The recent bequest to the museum of significant artefacts from the collection of the late Michael Harvey, who was very well known for his research and documentation of craft textile work, has established the museum’s collection. We now have more than forty historic ganseys as well as related objects, accessories, books and other research material as part of our collection within the museum, making it one of national significance.
In this video, Lesley Lougher introduces Michael Harvey and this spectacular collection. Various garments and accessories from his collection were on display as part of our 2021 Summer Exhibition.
We also hold an excellent collection of embroidery work by John Craske (1881 – 1943). Born into a Sheringham fishing family, Craske was dogged by ill health throughout his life.
He occupied himself when he was incapacitated by painting; in later years when often bed-bound and unable to paint, he embroidered scenes of coastal life and events from his memory.
His naive but perceptive style impressed collectors and he achieved international fame in his lifetime.
Ganseys and Knitting Accessories
The Museum holds an extensive textile collection, including a number of very fine old ganseys.We have a team of textile enthusiasts researching their origins, their patterns and the knitting techniques that were used to make them.
The group meets monthly (3rd Tuesday of the month). We knit or sew in support of the museum exhibitions and displays.
One of our researchers is Martin Warren, who became very interested in ganseys during his time as manager of Cromer Museum, which also holds a number of ganseys in its collection. Martin has documented his research results and you can see his work by clicking here.
You can read more about knitting accessories below here.
The East Anglia Gansey Group
Sheringham Museum volunteers have founded the East Anglia Gansey Group to provide a forum for those keen on all aspects of ganseys and their part in maritime history. They have a webpage here where you can find out more information and a Facebook page for the latest news, which is here.

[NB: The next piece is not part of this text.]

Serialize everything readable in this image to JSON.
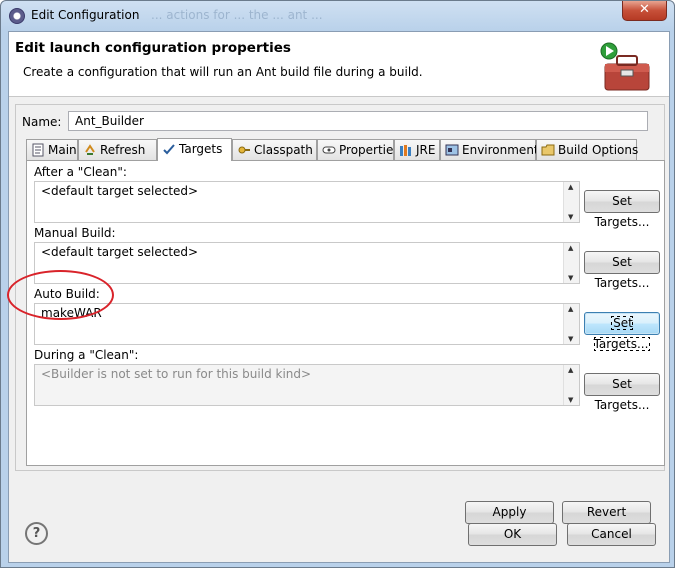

Our Summer 2022 Exhibition (Dutch Children’s Ganseys) closed on October 30, and we celebrated its success, as we usually do at the end of season, with a Symposium (Saturday, Nov 6) – a mixture of talks, videos, demonstrations, workshops and general socialising relating to the exhibition.
We also have a variety of textile accessories in our collection and on display, including knitting sheaths that were used for making ganseys.
How were they used?
The sheath was worn at an angle, tucked into the knitter’s belt, called a ‘cow-band’ or an apron waistband or string. The hole at one end would be made according to the diameter of the needle used, thereby the smaller the hole, the finer the gauge of knitting.
Sometimes the ball of yarn was held inside a purse attached to the knitter’s belt by a hook, or stuck onto a nail hammered into the back of the knitter’s clog. This hook was called a ‘clue-holder’, a ‘clue’ being the name for a ball of yarn. Clue holders were in use up to the mid 18th century.
Another old-time device was a wooden pin onto which the yarn was wound, which was pointed at one end and broad and flat at the other. This was known as a ‘broach’ and was inserted into the side of the clog or shoe of the knitter and held the yarn tensioned whilst knitting.
Types of Knitting Sheaths
The illustrations below show some of the many designs used, from very simple constructions up to very fine pieces of craft work. Spindle, Pierced, Ball and cage and Chain, Bundley Sticks, Chip-carved, Goose wing, Chisel shaped, Heart & novelty shaped, Ceramic, Blown Glass or metal, Forked and shafted sheaths. These are all types of handknitting sheaths.
Relatively simple in form with a turned appearance and date from the early 19th century. Later, more complex turned ‘spindle’ sheaths were made in the North of England, these were produced by the textile mills in quantity and on the same industrial machinery which made the bobbins and pirns used to hold the yarn for loom weaving.
These have a cord threaded through to attach around the waist; these range from the simple to the very ornate. Ball and Cage and Chain sheaths are the most technically proficient and display the skill and ingenuity of the carver. Often a professional woodworker would even be able to fashion the wood into a links forming a chain.